→ Goal of the exercise
Give the records again exactly. Pictures do not belong in the copy.

→ Source material
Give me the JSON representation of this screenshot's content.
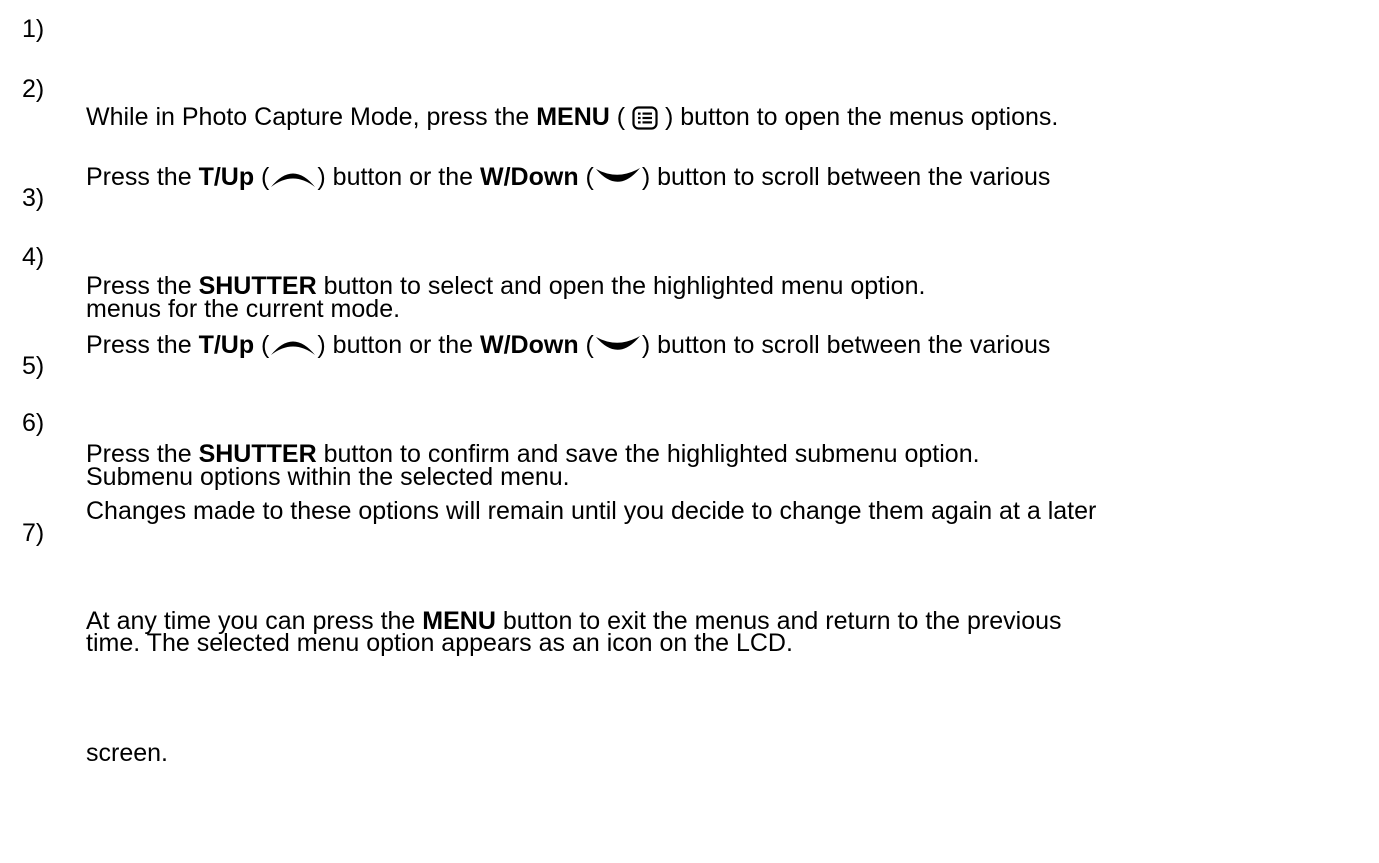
{
  "steps": [
    {
      "number": "1)",
      "a": "While in Photo Capture Mode, press the ",
      "menu_label": "MENU",
      "b": "  ( ",
      "menu_icon": "menu-list-icon",
      "c": " ) button to open the menus options."
    },
    {
      "number": "2)",
      "a": "Press the ",
      "up_label": "T/Up",
      "b": " (",
      "up_icon": "arrow-up-icon",
      "c": ") button or the ",
      "down_label": "W/Down",
      "d": " (",
      "down_icon": "arrow-down-icon",
      "e": ") button to scroll between the various",
      "line2": "menus for the current mode."
    },
    {
      "number": "3)",
      "a": "Press the ",
      "shutter_label": "SHUTTER",
      "b": " button to select and open the highlighted menu option."
    },
    {
      "number": "4)",
      "a": "Press the ",
      "up_label": "T/Up",
      "b": " (",
      "up_icon": "arrow-up-icon",
      "c": ") button or the ",
      "down_label": "W/Down",
      "d": " (",
      "down_icon": "arrow-down-icon",
      "e": ") button to scroll between the various",
      "line2": "Submenu options within the selected menu."
    },
    {
      "number": "5)",
      "a": "Press the ",
      "shutter_label": "SHUTTER",
      "b": " button to confirm and save the highlighted submenu option."
    },
    {
      "number": "6)",
      "line1": "Changes made to these options will remain until you decide to change them again at a later",
      "line2": "time. The selected menu option appears as an icon on the LCD."
    },
    {
      "number": "7)",
      "a": "At any time you can press the ",
      "menu_label": "MENU",
      "b": " button to exit the menus and return to the previous",
      "line2": "screen."
    }
  ]
}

→ Solution to the problem
Give me the JSON representation of this screenshot's content.
{
  "steps": [
    {
      "number": "1)",
      "a": "While in Photo Capture Mode, press the ",
      "menu_label": "MENU",
      "b": "  ( ",
      "menu_icon": "menu-list-icon",
      "c": " ) button to open the menus options."
    },
    {
      "number": "2)",
      "a": "Press the ",
      "up_label": "T/Up",
      "b": " (",
      "up_icon": "arrow-up-icon",
      "c": ") button or the ",
      "down_label": "W/Down",
      "d": " (",
      "down_icon": "arrow-down-icon",
      "e": ") button to scroll between the various",
      "line2": "menus for the current mode."
    },
    {
      "number": "3)",
      "a": "Press the ",
      "shutter_label": "SHUTTER",
      "b": " button to select and open the highlighted menu option."
    },
    {
      "number": "4)",
      "a": "Press the ",
      "up_label": "T/Up",
      "b": " (",
      "up_icon": "arrow-up-icon",
      "c": ") button or the ",
      "down_label": "W/Down",
      "d": " (",
      "down_icon": "arrow-down-icon",
      "e": ") button to scroll between the various",
      "line2": "Submenu options within the selected menu."
    },
    {
      "number": "5)",
      "a": "Press the ",
      "shutter_label": "SHUTTER",
      "b": " button to confirm and save the highlighted submenu option."
    },
    {
      "number": "6)",
      "line1": "Changes made to these options will remain until you decide to change them again at a later",
      "line2": "time. The selected menu option appears as an icon on the LCD."
    },
    {
      "number": "7)",
      "a": "At any time you can press the ",
      "menu_label": "MENU",
      "b": " button to exit the menus and return to the previous",
      "line2": "screen."
    }
  ]
}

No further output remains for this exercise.